**TASK STATEMENT:** Every record below should be printed again exactly, with its pictures removed.

+---+

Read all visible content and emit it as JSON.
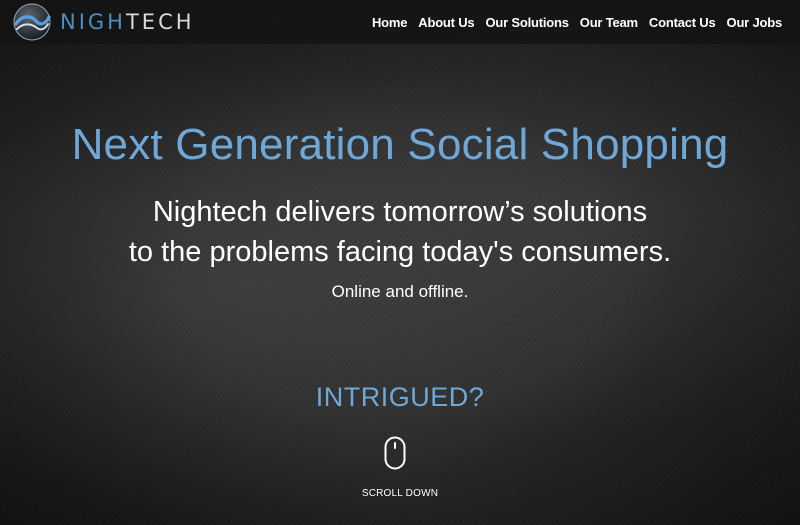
{
  "brand": {
    "name_part_a": "NIGH",
    "name_part_b": "TECH",
    "accent_color": "#4d8dc4"
  },
  "nav": {
    "items": [
      {
        "label": "Home"
      },
      {
        "label": "About Us"
      },
      {
        "label": "Our Solutions"
      },
      {
        "label": "Our Team"
      },
      {
        "label": "Contact Us"
      },
      {
        "label": "Our Jobs"
      }
    ]
  },
  "hero": {
    "headline": "Next Generation Social Shopping",
    "line1": "Nightech delivers tomorrow’s solutions",
    "line2": "to the problems facing today's consumers.",
    "line3": "Online and offline."
  },
  "cta": {
    "label": "INTRIGUED?",
    "scroll_label": "SCROLL DOWN",
    "icon": "mouse-icon"
  }
}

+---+

**TASK OUTPUT:**
Read all visible content and emit it as JSON.
{
  "brand": {
    "name_part_a": "NIGH",
    "name_part_b": "TECH",
    "accent_color": "#4d8dc4"
  },
  "nav": {
    "items": [
      {
        "label": "Home"
      },
      {
        "label": "About Us"
      },
      {
        "label": "Our Solutions"
      },
      {
        "label": "Our Team"
      },
      {
        "label": "Contact Us"
      },
      {
        "label": "Our Jobs"
      }
    ]
  },
  "hero": {
    "headline": "Next Generation Social Shopping",
    "line1": "Nightech delivers tomorrow’s solutions",
    "line2": "to the problems facing today's consumers.",
    "line3": "Online and offline."
  },
  "cta": {
    "label": "INTRIGUED?",
    "scroll_label": "SCROLL DOWN",
    "icon": "mouse-icon"
  }
}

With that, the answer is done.